The problem:
Which lines of the entries contain the string "screenshot"? Please find them and copy them.

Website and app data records
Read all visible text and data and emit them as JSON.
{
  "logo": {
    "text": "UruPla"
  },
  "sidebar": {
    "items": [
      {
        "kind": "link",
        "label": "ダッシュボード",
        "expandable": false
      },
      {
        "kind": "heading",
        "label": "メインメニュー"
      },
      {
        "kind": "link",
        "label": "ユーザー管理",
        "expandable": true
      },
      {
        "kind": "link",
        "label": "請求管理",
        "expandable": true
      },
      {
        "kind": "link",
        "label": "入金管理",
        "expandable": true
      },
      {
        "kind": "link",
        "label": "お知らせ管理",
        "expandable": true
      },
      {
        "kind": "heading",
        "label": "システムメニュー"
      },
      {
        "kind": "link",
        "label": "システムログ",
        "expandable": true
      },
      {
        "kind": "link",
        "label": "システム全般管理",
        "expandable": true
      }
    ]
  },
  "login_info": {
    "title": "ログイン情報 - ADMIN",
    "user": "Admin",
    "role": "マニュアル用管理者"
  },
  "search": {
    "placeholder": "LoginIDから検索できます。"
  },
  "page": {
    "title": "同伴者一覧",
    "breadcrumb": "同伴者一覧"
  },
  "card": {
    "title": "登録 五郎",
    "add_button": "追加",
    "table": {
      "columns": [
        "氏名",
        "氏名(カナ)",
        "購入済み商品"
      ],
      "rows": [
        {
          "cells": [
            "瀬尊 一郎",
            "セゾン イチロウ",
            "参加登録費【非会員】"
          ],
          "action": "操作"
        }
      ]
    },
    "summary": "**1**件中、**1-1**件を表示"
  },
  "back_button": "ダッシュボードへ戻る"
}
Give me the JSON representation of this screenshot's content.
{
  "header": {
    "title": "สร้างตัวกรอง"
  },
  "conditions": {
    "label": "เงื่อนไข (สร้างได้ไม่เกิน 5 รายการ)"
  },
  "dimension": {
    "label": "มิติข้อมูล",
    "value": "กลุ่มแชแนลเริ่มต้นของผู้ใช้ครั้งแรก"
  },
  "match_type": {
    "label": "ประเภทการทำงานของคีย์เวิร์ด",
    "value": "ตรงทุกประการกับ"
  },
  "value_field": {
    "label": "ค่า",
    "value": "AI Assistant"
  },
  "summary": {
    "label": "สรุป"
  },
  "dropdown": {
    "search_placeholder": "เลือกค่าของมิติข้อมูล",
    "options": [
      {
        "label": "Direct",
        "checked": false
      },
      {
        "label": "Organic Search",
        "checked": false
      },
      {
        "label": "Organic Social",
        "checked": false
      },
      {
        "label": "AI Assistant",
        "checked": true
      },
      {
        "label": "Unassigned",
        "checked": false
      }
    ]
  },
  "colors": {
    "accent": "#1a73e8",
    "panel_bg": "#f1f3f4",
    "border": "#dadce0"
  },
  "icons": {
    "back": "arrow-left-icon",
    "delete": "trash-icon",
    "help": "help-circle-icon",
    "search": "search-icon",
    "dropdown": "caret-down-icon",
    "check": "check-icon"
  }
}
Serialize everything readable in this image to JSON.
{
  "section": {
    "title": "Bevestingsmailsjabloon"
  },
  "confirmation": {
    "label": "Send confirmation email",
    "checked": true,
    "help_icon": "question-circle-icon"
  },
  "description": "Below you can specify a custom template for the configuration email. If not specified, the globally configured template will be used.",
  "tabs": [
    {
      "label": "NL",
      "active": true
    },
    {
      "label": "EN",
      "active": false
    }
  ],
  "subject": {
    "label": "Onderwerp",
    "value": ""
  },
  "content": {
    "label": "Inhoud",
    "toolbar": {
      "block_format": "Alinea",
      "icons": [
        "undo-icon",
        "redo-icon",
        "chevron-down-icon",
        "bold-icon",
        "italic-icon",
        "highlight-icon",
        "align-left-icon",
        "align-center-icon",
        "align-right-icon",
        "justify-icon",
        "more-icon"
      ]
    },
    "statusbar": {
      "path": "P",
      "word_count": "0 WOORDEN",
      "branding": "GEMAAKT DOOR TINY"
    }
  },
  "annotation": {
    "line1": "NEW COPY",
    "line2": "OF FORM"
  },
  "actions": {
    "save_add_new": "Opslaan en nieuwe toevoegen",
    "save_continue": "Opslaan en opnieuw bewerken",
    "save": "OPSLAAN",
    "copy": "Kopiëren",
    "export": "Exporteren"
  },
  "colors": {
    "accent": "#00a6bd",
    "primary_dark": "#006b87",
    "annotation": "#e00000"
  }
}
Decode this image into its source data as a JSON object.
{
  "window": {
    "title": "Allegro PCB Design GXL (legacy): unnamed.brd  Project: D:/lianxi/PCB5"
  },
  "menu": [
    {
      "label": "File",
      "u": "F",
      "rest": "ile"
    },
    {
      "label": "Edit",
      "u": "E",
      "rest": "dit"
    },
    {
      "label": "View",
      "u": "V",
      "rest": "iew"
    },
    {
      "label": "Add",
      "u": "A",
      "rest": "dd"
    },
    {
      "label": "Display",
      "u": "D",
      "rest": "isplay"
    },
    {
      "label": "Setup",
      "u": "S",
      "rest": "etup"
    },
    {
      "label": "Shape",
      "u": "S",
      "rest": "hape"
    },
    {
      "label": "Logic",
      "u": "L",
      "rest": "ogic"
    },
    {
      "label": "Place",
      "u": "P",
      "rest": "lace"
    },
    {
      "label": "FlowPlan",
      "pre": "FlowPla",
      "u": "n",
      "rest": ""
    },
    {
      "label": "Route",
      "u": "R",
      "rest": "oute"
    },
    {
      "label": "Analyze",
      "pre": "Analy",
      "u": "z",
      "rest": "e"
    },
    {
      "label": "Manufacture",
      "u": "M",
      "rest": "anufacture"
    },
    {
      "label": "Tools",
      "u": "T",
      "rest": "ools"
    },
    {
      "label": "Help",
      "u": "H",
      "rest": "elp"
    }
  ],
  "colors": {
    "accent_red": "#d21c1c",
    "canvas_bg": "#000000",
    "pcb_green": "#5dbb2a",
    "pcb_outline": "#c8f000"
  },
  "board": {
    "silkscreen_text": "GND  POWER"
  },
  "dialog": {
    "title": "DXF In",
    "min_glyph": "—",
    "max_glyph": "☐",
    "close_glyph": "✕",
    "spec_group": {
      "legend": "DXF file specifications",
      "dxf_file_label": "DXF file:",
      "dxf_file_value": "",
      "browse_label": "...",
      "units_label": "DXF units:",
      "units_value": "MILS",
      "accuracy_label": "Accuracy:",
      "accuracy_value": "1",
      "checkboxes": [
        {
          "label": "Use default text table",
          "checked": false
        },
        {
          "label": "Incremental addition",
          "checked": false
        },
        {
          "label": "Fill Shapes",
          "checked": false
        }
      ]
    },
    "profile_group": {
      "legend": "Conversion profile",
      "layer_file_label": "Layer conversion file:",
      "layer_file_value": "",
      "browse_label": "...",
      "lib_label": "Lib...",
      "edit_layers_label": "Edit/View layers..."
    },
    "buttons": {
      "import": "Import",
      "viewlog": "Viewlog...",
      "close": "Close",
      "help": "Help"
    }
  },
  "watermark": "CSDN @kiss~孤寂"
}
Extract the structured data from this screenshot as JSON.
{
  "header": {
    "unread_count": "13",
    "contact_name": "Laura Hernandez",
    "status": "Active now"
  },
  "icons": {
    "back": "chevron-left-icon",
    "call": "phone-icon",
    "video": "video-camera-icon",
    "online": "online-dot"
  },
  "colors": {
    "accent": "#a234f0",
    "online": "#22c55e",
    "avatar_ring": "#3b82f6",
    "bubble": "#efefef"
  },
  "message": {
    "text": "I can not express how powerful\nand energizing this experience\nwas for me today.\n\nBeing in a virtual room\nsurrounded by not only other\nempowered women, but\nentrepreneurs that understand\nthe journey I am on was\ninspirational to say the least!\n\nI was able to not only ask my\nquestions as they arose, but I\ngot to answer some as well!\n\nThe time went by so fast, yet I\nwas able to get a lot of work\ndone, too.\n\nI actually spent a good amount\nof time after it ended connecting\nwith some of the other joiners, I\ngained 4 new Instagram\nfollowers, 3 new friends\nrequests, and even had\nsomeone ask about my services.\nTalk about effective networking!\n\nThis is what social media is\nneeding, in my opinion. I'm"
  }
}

Task answer:
Give me the JSON representation of this screenshot's content.
Extract the structured data from this screenshot as JSON.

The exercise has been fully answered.